Directions for this task:
Your response should be a copy of each line in the listing below that includes the word "wechat".

Material for this task:
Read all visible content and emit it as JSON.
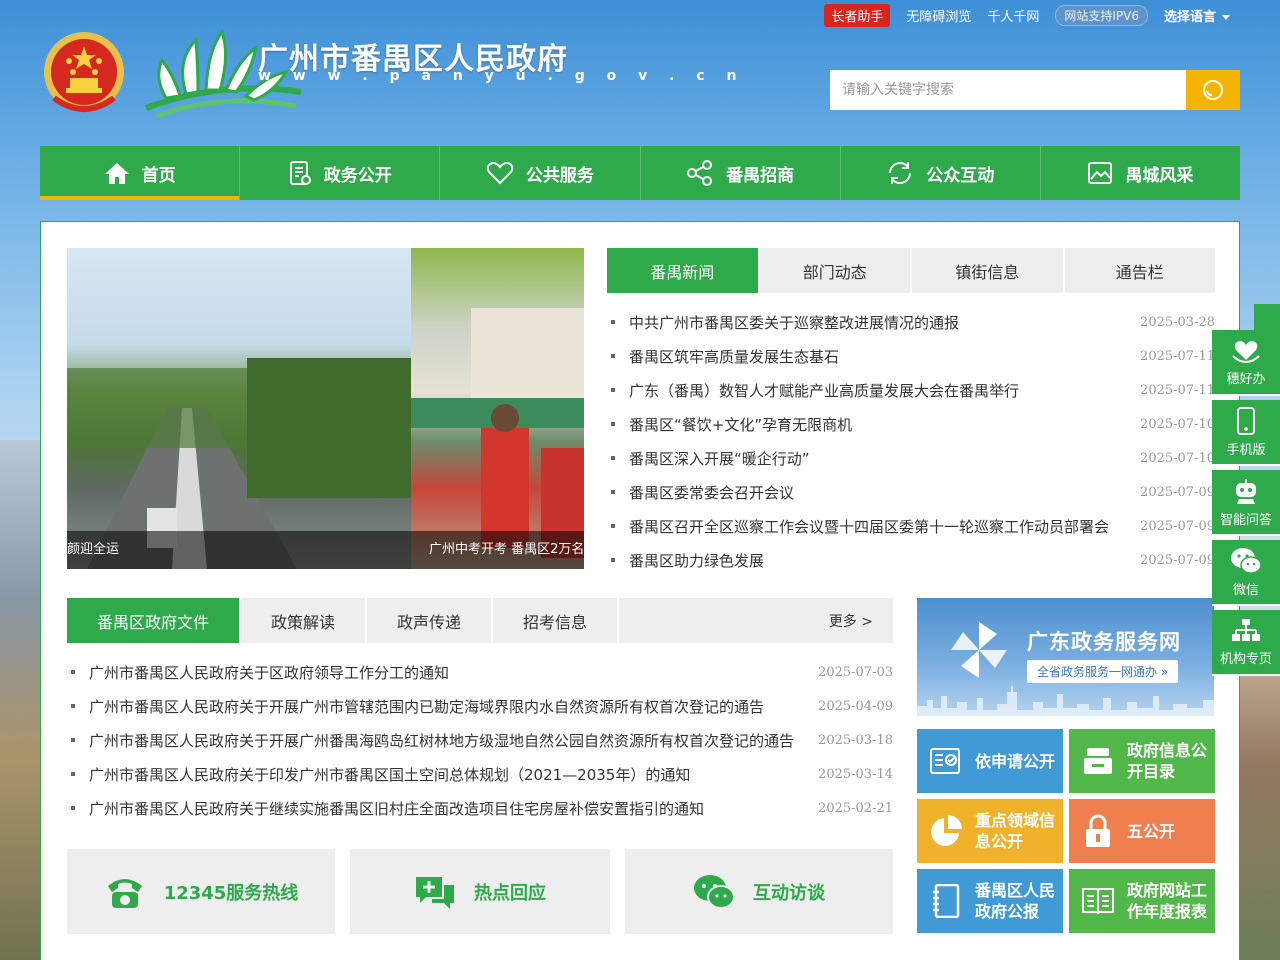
{
  "topbar": {
    "elder_label": "长者助手",
    "accessibility_label": "无障碍浏览",
    "qianren_label": "千人千网",
    "ipv6_label": "网站支持IPV6",
    "language_label": "选择语言"
  },
  "header": {
    "site_title": "广州市番禺区人民政府",
    "site_url": "w w w . p a n y u . g o v . c n",
    "search_placeholder": "请输入关键字搜索"
  },
  "nav": [
    {
      "label": "首页",
      "icon": "home-icon"
    },
    {
      "label": "政务公开",
      "icon": "document-icon"
    },
    {
      "label": "公共服务",
      "icon": "heart-icon"
    },
    {
      "label": "番禺招商",
      "icon": "share-nodes-icon"
    },
    {
      "label": "公众互动",
      "icon": "refresh-icon"
    },
    {
      "label": "禺城风采",
      "icon": "image-icon"
    }
  ],
  "carousel": {
    "captions": [
      "颜迎全运",
      "广州中考开考 番禺区2万名"
    ]
  },
  "news": {
    "tabs": [
      "番禺新闻",
      "部门动态",
      "镇街信息",
      "通告栏"
    ],
    "items": [
      {
        "title": "中共广州市番禺区委关于巡察整改进展情况的通报",
        "date": "2025-03-28"
      },
      {
        "title": "番禺区筑牢高质量发展生态基石",
        "date": "2025-07-11"
      },
      {
        "title": "广东（番禺）数智人才赋能产业高质量发展大会在番禺举行",
        "date": "2025-07-11"
      },
      {
        "title": "番禺区“餐饮+文化”孕育无限商机",
        "date": "2025-07-10"
      },
      {
        "title": "番禺区深入开展“暖企行动”",
        "date": "2025-07-10"
      },
      {
        "title": "番禺区委常委会召开会议",
        "date": "2025-07-09"
      },
      {
        "title": "番禺区召开全区巡察工作会议暨十四届区委第十一轮巡察工作动员部署会",
        "date": "2025-07-09"
      },
      {
        "title": "番禺区助力绿色发展",
        "date": "2025-07-09"
      }
    ]
  },
  "docs": {
    "tabs": [
      "番禺区政府文件",
      "政策解读",
      "政声传递",
      "招考信息"
    ],
    "more_label": "更多 >",
    "items": [
      {
        "title": "广州市番禺区人民政府关于区政府领导工作分工的通知",
        "date": "2025-07-03"
      },
      {
        "title": "广州市番禺区人民政府关于开展广州市管辖范围内已勘定海域界限内水自然资源所有权首次登记的通告",
        "date": "2025-04-09"
      },
      {
        "title": "广州市番禺区人民政府关于开展广州番禺海鸥岛红树林地方级湿地自然公园自然资源所有权首次登记的通告",
        "date": "2025-03-18"
      },
      {
        "title": "广州市番禺区人民政府关于印发广州市番禺区国土空间总体规划（2021—2035年）的通知",
        "date": "2025-03-14"
      },
      {
        "title": "广州市番禺区人民政府关于继续实施番禺区旧村庄全面改造项目住宅房屋补偿安置指引的通知",
        "date": "2025-02-21"
      }
    ]
  },
  "services": [
    {
      "label": "12345服务热线",
      "icon": "telephone-icon"
    },
    {
      "label": "热点回应",
      "icon": "chat-plus-icon"
    },
    {
      "label": "互动访谈",
      "icon": "wechat-bubble-icon"
    }
  ],
  "promo": {
    "title": "广东政务服务网",
    "subtitle": "全省政务服务一网通办 »"
  },
  "tiles": [
    {
      "label": "依申请公开",
      "color": "#3f9ad6",
      "icon": "form-check-icon"
    },
    {
      "label": "政府信息公开目录",
      "color": "#52b84a",
      "icon": "archive-icon"
    },
    {
      "label": "重点领域信息公开",
      "color": "#f0b22a",
      "icon": "pie-chart-icon"
    },
    {
      "label": "五公开",
      "color": "#ef7f4f",
      "icon": "lock-icon"
    },
    {
      "label": "番禺区人民政府公报",
      "color": "#3f9ad6",
      "icon": "notebook-icon"
    },
    {
      "label": "政府网站工作年度报表",
      "color": "#52b84a",
      "icon": "book-list-icon"
    }
  ],
  "side": [
    {
      "label": "穗好办",
      "icon": "heart-hands-icon"
    },
    {
      "label": "手机版",
      "icon": "mobile-icon"
    },
    {
      "label": "智能问答",
      "icon": "robot-icon"
    },
    {
      "label": "微信",
      "icon": "wechat-icon"
    },
    {
      "label": "机构专页",
      "icon": "org-chart-icon"
    }
  ],
  "colors": {
    "brand_green": "#2eaa4b",
    "accent_yellow": "#f5b400",
    "elder_red": "#d9261c"
  }
}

Final answer:
      "icon": "wechat-bubble-icon"
      "icon": "wechat-icon"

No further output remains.